We’re back to having a Bible visualization this week. (I’m still trying to catch up on last week.) 1 Corinthians 15 is a powerful chapter on the resurrection of Jesus Christ and what that means for us as well. Paul puts it succinctly near the end as he lays out a great contrast. We all face death and are under the power of sin. The law could do nothing to save us from such a fate. Then Paul uses that wonderful, good news-filled, gracious phrase: but God. Or at least in this section, “but thanks be to God.” Death is not the end nor does sin have the power. God, through Jesus Christ, gives us the victory over such things in his death and resurrection.
We’ve already gone through our first week of the third quarter, and with each week we’re distancing ourselves more from that midway point. So I guess we can classify ourselves as over the hill and we’ll just gather momentum from here on out.
We finish out Corinthians and continue into Jeremiah this week, with a brief break from the Psalms.
Before we completely cut ourselves off from last week, here’s a short paragraph I wrote back in school about 2 Corinthians 4, which is a bit of a strange passage about carrying around death in our lives. I share this partly because whenever I can use what I did in school after graduation, I feel like all that money was well spent. I hope my one paragraph is a tiny bit helpful, rather than more confusing. If it is the latter, I’ll use the excuse that I wrote it years ago.
2 Corinthians 4:5-6, 10
For we do not preach ourselves, but Jesus Christ as Lord, and ourselves as your servants for Jesus’ sake.
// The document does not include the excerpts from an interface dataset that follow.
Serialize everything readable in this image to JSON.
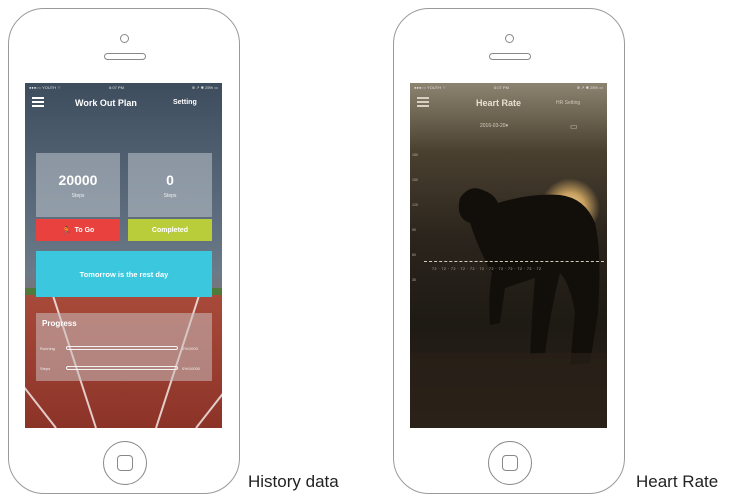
{
  "captions": {
    "left": "History data",
    "right": "Heart Rate"
  },
  "workout_screen": {
    "status_bar": {
      "carrier": "●●●○○ YOUTH ⌔",
      "time": "6:07 PM",
      "right": "⊕ ↗ ✱ 25% ▭"
    },
    "menu_icon": "hamburger-menu-icon",
    "title": "Work Out Plan",
    "setting_label": "Setting",
    "cards": [
      {
        "value": "20000",
        "unit": "Steps"
      },
      {
        "value": "0",
        "unit": "Steps"
      }
    ],
    "to_go_label": "To Go",
    "to_go_icon": "🏃",
    "completed_label": "Completed",
    "rest_banner": "Tomorrow is the rest day",
    "progress": {
      "title": "Progress",
      "rows": [
        {
          "label": "Running",
          "end": "0%/1000",
          "fraction": 0
        },
        {
          "label": "Steps",
          "end": "0%/10000",
          "fraction": 0
        }
      ]
    },
    "colors": {
      "to_go": "#e8413e",
      "completed": "#b9cc3a",
      "rest": "#3bc7dd"
    }
  },
  "heart_rate_screen": {
    "status_bar": {
      "carrier": "●●●○○ YOUTH ⌔",
      "time": "6:07 PM",
      "right": "⊕ ↗ ✱ 25% ▭"
    },
    "menu_icon": "hamburger-menu-icon",
    "title": "Heart Rate",
    "setting_label": "HR Setting",
    "date": "2016-03-20▾",
    "calendar_icon": "calendar-icon",
    "y_ticks": [
      "180",
      "150",
      "120",
      "90",
      "60",
      "30"
    ],
    "dash_values": "72 · 72 · 72 · 72 · 72 · 72 · 72 · 72 · 72 · 72 · 72 · 72"
  }
}
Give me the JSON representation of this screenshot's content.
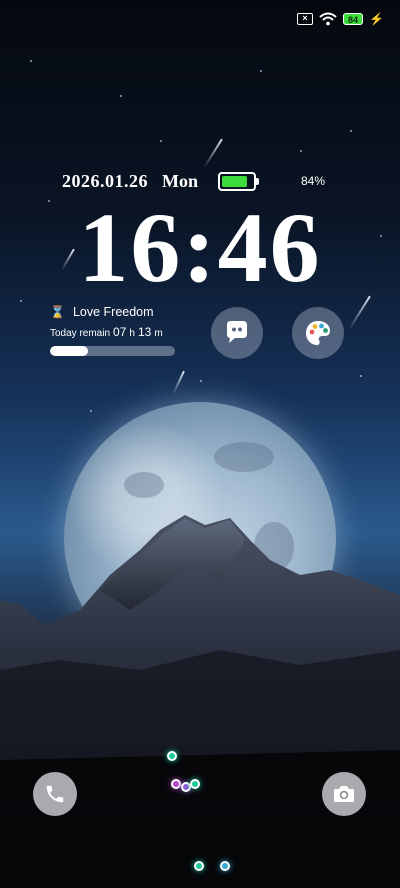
{
  "status_bar": {
    "sim_icon": "sim-missing-icon",
    "wifi_icon": "wifi-icon",
    "battery_level": "84",
    "charging_icon": "bolt-icon"
  },
  "lockscreen": {
    "date": "2026.01.26",
    "weekday": "Mon",
    "battery_percent": "84%",
    "battery_fraction": 0.84,
    "time": "16:46"
  },
  "widget": {
    "icon": "hourglass-icon",
    "title": "Love Freedom",
    "remain_label": "Today remain",
    "hours": "07",
    "hours_unit": "h",
    "minutes": "13",
    "minutes_unit": "m",
    "progress_fraction": 0.3
  },
  "shortcuts": {
    "chat_icon": "chat-bubble-icon",
    "theme_icon": "palette-icon"
  },
  "bottom": {
    "left_icon": "phone-icon",
    "right_icon": "camera-icon"
  },
  "colors": {
    "battery_green": "#3ddc3d",
    "dot_teal": "#1ec99b",
    "dot_magenta": "#b44ac8",
    "dot_lightblue": "#3aa9d6"
  }
}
For God, who said, “Let light shine out of darkness,” made his light shine in our hearts to give us the light of the knowledge of the glory of God in the face of Christ.
We always carry around in our body the death of Jesus, so that the life of Jesus may also be revealed in our body.
The Church is not as some would see it as a holy body, a diamond amongst the rest of the rough world. It is not the pinnacle of humanity, instead from it is the best of human possibility. It is to be the pulpit from which the living Word of God is proclaimed. It is both pit and pinnacle; pit because it is human, pinnacle because it is a place of recognition of our guilt and of God’s mercy. The Church carries death, so that Christ’s life may be revealed.
–Me, thesis for some theology class discussion